The State of the Union address may be just a lot of talk. But considering that each word in these national speeches is painstakingly choreographed, a small phrase for a president can be a giant step for mankind.

That’s why, when Bush uttered the words “global climate change” before a TV audience of 45.5 million, I nearly jumped out of my seat. He said it! He said it for the first time in any of his seven State of the Union addresses.

This is huge. Especially in light of the results from a Pew Research Center poll on global warming that was released Wednesday. Even those few words, when spoken by Bush, may signal a tipping point for Americans who remain on the fence about the reality of climate change and what can be done about it.

Check out these numbers:

Americans understand that global warming is real:

  • 77% of Americans believe there is “solid evidence that the earth is warming.”

But there is considerably less agreement over its cause:

  • 47% believe it is due to human activity.

Majorities want something to be done:

  • 55% believe global warming requires immediate government action (a decline from 61% in August).

Political identity predicts attitudes:

  • Just 54% of conservative Republicans say there is solid evidence that average temperatures have been getting warmer over the past few decades; by contrast, more than three-quarters of both moderate and liberal Republicans and independents (78% each), and even higher percentages of Democrats (83-92%), believe the earth has been getting warmer.

And, get this, education has opposing effects depending on your political affiliation:

Among Republicans, higher education is linked to greater skepticism about global warming — fully 43% of Republicans with a college degree say that there is no evidence of global warming, compared with 24% of Republicans with less education.

But among Democrats, the pattern is the reverse.
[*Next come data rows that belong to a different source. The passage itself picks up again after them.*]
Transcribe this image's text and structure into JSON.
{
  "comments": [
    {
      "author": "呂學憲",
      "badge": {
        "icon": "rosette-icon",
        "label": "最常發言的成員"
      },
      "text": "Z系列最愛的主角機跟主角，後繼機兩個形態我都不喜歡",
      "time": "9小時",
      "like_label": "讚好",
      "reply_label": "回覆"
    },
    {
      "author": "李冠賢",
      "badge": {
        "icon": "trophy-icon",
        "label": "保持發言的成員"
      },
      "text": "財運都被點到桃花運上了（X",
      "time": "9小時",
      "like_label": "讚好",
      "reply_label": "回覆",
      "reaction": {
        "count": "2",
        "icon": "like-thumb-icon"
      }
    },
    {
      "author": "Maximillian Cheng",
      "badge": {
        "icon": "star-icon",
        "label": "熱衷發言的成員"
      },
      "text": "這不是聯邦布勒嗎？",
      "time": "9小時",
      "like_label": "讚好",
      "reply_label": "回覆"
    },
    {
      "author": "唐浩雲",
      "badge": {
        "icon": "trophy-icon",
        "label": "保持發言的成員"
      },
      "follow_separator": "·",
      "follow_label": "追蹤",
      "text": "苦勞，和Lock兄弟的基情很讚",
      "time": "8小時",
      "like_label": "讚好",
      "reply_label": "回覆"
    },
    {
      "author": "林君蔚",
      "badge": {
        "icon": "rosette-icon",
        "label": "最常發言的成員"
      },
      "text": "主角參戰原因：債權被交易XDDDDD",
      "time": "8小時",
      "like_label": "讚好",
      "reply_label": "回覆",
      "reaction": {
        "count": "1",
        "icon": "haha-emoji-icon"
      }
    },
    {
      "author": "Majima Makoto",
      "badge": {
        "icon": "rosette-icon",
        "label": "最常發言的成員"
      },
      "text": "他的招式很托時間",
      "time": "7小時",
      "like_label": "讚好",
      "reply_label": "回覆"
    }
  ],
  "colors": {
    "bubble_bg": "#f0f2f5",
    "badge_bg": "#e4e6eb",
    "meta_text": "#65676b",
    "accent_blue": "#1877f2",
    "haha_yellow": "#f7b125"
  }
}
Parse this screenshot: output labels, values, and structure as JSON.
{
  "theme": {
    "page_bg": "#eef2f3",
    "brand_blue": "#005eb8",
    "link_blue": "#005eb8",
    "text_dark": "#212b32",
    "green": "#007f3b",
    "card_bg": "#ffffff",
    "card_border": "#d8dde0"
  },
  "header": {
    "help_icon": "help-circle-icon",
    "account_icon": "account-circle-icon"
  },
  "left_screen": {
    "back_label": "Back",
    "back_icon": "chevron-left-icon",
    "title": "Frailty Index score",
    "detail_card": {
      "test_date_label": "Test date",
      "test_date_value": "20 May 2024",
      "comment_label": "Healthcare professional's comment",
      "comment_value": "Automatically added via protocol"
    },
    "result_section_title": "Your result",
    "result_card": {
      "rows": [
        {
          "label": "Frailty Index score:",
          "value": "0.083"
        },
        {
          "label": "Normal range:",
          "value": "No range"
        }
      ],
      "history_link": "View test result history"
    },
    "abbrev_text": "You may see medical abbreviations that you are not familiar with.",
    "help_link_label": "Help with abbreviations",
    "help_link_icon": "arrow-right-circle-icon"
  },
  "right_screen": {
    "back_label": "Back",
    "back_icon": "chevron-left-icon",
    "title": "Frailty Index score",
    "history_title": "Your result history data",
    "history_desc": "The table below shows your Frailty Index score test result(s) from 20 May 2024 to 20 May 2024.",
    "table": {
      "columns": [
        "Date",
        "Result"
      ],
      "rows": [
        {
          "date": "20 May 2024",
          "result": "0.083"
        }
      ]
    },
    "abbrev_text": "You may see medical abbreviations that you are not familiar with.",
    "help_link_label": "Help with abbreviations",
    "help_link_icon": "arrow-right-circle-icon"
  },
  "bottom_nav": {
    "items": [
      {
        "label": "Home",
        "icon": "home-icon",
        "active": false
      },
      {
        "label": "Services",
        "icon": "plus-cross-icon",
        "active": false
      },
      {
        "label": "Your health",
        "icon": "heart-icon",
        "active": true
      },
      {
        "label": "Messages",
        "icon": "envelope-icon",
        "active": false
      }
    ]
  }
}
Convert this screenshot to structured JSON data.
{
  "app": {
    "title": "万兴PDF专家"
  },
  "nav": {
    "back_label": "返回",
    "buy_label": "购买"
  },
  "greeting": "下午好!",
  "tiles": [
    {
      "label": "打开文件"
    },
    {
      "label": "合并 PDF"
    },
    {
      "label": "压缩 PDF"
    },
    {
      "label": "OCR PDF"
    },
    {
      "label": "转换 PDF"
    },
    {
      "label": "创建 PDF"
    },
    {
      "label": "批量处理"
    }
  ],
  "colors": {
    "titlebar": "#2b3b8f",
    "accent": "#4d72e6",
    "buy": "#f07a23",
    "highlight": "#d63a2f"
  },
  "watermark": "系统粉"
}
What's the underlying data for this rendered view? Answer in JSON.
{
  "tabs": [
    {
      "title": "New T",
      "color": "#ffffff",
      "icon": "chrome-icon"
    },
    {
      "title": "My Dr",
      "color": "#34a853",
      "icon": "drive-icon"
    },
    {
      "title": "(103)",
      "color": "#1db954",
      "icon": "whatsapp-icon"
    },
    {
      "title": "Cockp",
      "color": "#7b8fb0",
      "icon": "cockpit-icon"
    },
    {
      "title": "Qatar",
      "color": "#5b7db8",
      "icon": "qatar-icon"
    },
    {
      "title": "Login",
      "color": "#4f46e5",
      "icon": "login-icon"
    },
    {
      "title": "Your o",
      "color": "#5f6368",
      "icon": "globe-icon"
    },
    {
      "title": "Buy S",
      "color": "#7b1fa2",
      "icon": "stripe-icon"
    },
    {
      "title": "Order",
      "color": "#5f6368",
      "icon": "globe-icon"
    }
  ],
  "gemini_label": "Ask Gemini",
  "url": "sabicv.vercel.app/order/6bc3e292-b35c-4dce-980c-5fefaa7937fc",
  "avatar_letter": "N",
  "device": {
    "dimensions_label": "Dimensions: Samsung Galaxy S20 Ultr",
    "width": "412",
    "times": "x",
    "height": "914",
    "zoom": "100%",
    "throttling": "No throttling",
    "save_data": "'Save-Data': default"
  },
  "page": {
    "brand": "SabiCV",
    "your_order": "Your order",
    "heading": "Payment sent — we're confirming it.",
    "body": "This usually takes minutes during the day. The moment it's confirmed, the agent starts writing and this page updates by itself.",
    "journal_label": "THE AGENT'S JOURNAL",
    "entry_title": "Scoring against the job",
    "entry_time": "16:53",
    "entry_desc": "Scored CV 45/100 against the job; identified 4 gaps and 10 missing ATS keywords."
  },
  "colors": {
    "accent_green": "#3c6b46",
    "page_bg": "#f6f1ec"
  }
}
Fully 75% of Democrats with college degrees say that there is solid evidence of global warming and that it is caused by human activities. This is far higher than for Democrats with less education, among whom 52% say the same. Independents, regardless of education levels, fall in between the partisan extremes.

Clearly, the first big hurdle is getting everyone (or at least most everyone) to admit there’s a problem. Only then will we engage in a national dialogue about our country’s leadership role in pioneering solutions.

We are almost there. The Pew numbers tell me that as a nation we are poised to take climate change seriously and start that crucial conversation.

We took a big, huge, giant step forward on Tuesday night when President Bush — a Republican (with a graduate degree) — publicly acknowledged global climate change from his bully pulpit.

To many, this may seem like a baby step. But this kind of subtle nod from The Decider — a man who has consistently downplayed both the reality and the urgency of the issue — could be instrumental in winning over the most hardened skeptics, unifying public opinion, nudging journalists, and getting the country beyond a “stay the course” strategy for global warming.